.xxx really really dead?

ICANN has decided not to issue .xxx. Stuart Lawley from ICM does not look that happy about it:

ICANN Board member Susan Crawford is also unhappy:

"No centralized authority should set itself up as the arbiter of what people may do together online," Ms. Crawford said in a statement to the board, adding that political pressures played an undue role. "This is not a technical stability and security question."

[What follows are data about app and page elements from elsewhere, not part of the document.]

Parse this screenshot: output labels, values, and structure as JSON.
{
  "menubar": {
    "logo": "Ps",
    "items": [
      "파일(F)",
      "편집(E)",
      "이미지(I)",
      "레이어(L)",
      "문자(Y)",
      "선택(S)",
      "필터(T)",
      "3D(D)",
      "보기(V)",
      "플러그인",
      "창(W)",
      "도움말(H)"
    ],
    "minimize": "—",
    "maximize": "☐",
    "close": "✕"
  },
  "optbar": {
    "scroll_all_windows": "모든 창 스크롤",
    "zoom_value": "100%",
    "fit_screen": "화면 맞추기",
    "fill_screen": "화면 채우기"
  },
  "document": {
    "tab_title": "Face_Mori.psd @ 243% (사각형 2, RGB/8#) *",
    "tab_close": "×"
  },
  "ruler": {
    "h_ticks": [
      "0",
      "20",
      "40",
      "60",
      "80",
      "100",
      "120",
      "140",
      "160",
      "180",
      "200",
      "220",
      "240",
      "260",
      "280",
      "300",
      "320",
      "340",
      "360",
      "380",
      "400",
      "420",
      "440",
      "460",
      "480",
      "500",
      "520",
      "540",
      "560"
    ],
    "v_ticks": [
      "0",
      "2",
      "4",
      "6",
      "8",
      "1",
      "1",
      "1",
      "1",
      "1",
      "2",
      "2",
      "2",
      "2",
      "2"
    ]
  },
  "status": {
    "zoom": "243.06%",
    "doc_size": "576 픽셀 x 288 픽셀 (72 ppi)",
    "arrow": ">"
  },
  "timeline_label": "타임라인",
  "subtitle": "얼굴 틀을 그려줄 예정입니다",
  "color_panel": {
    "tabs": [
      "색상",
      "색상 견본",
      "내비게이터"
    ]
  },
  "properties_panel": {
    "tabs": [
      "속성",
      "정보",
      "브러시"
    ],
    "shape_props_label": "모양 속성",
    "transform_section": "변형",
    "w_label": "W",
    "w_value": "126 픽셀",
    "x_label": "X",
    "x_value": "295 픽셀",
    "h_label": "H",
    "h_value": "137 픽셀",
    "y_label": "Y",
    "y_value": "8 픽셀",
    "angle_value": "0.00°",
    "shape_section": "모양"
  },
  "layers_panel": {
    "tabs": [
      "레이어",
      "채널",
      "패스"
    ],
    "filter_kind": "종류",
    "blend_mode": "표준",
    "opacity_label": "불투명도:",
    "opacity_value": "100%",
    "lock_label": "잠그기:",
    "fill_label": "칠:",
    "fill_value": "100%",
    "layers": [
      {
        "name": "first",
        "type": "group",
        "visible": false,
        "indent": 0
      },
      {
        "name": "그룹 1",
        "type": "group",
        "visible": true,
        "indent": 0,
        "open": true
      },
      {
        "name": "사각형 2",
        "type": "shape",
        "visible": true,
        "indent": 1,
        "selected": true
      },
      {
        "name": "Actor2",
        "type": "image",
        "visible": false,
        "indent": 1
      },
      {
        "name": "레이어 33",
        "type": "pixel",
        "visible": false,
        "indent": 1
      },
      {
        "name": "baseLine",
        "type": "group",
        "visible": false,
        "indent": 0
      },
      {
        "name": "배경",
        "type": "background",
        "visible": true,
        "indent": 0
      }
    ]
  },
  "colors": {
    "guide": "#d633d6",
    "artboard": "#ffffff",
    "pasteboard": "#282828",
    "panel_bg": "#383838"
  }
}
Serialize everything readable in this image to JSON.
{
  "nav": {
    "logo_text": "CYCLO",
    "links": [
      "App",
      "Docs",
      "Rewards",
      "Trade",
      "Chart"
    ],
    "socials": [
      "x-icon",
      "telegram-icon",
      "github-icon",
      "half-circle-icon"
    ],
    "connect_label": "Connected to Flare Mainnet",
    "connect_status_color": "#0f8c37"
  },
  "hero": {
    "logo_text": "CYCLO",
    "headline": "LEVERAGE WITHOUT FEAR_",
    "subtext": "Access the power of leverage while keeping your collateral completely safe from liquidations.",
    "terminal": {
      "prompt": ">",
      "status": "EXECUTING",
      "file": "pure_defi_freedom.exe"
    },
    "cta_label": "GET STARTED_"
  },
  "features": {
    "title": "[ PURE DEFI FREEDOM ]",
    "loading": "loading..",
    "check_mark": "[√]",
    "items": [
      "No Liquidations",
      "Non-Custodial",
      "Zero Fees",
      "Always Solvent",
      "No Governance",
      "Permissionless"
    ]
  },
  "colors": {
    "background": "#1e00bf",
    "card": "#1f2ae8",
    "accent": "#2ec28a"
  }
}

I mostly agree that this isn't a technical stability question. As far as the DNS is concerned, there's nothing special about the string .xxx, after all. As far as security goes, the only way in which this would be special would be if ICANN intended to monitor that ICM was enforcing the somewhat vague conditions that were proposed for the domain. That's easily fixed by not doing so. That said, the bit about "no centralized authority" being an "arbiter of what people may do together online" is a bit hard to understand, since that's more or less ICANN's reason for existence. Once we've decided that we're going to issue more TLDS and we're not going to do it in a mechanical fashion (first come/first served, auction, etc.), you're pretty much left with some sort of centralized arbiter, which is what ICANN is. This isn't to say that one can't object to the decisions ICANN has made or the way it makes them, but that's different from having a principled objection to them making such decisions in the first place (not that one can't object to that as well...)